"""

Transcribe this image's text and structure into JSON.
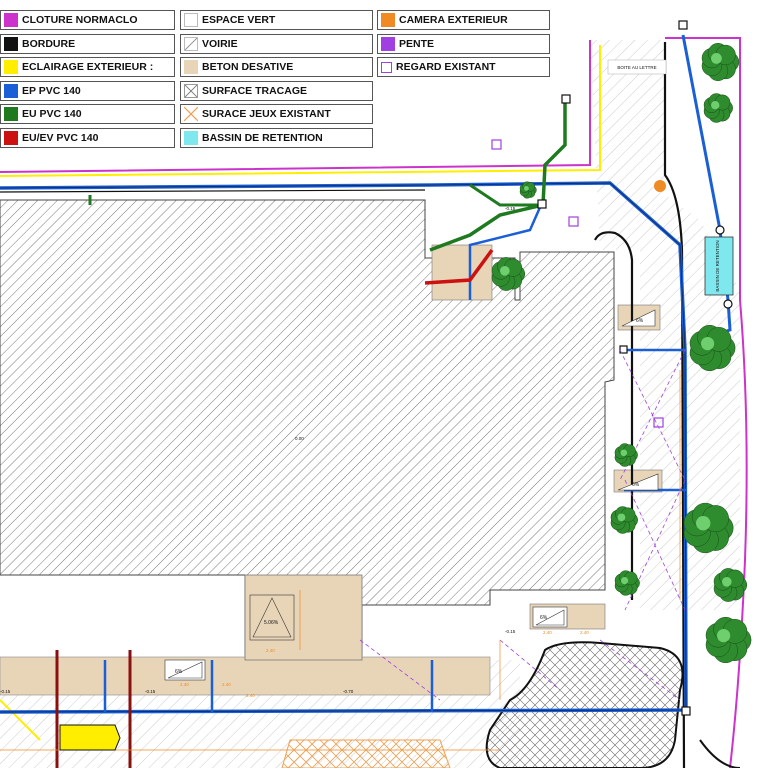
{
  "legend": {
    "col1": [
      {
        "label": "CLOTURE NORMACLO",
        "color": "#cc33cc",
        "kind": "solid"
      },
      {
        "label": "BORDURE",
        "color": "#111111",
        "kind": "solid"
      },
      {
        "label": "ECLAIRAGE EXTERIEUR :",
        "color": "#ffee00",
        "kind": "solid"
      },
      {
        "label": "EP PVC 140",
        "color": "#1a5fd6",
        "kind": "solid"
      },
      {
        "label": "EU PVC 140",
        "color": "#1f7a1f",
        "kind": "solid"
      },
      {
        "label": "EU/EV PVC 140",
        "color": "#cc1111",
        "kind": "solid"
      }
    ],
    "col2": [
      {
        "label": "ESPACE VERT",
        "color": "#ffffff",
        "kind": "empty"
      },
      {
        "label": "VOIRIE",
        "color": "#ffffff",
        "kind": "diag"
      },
      {
        "label": "BETON DESATIVE",
        "color": "#e8d5b8",
        "kind": "solid"
      },
      {
        "label": "SURFACE TRACAGE",
        "color": "#999999",
        "kind": "cross"
      },
      {
        "label": "SURACE JEUX EXISTANT",
        "color": "#f0a050",
        "kind": "crossorange"
      },
      {
        "label": "BASSIN DE RETENTION",
        "color": "#7fe8ef",
        "kind": "solid"
      }
    ],
    "col3": [
      {
        "label": "CAMERA EXTERIEUR",
        "color": "#f08a24",
        "kind": "solid"
      },
      {
        "label": "PENTE",
        "color": "#a040e0",
        "kind": "solid"
      },
      {
        "label": "REGARD EXISTANT",
        "color": "#a040e0",
        "kind": "outline"
      }
    ]
  },
  "plan": {
    "boite_label": "BOITE AU LETTRE",
    "bassin_label": "BASSIN DE RETENTION",
    "slopes": [
      "6%",
      "5.06%",
      "6%",
      "6%",
      "6%"
    ],
    "levels": [
      "-0.15",
      "-0.15",
      "-0.15",
      "-0.70",
      "0.00",
      "-0.15"
    ],
    "dims": [
      "2.40",
      "2.40",
      "2.40",
      "2.40",
      "2.40",
      "2.40"
    ]
  },
  "colors": {
    "fence": "#cc33cc",
    "curb": "#111111",
    "lighting": "#ffee00",
    "ep": "#1a5fd6",
    "eu": "#1f7a1f",
    "euev": "#cc1111",
    "concrete": "#e8d5b8",
    "basin": "#7fe8ef",
    "camera": "#f08a24",
    "slope": "#a040e0",
    "tree": "#2e8b2e"
  }
}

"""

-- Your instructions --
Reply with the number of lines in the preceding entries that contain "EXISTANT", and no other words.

-- Written answer --
2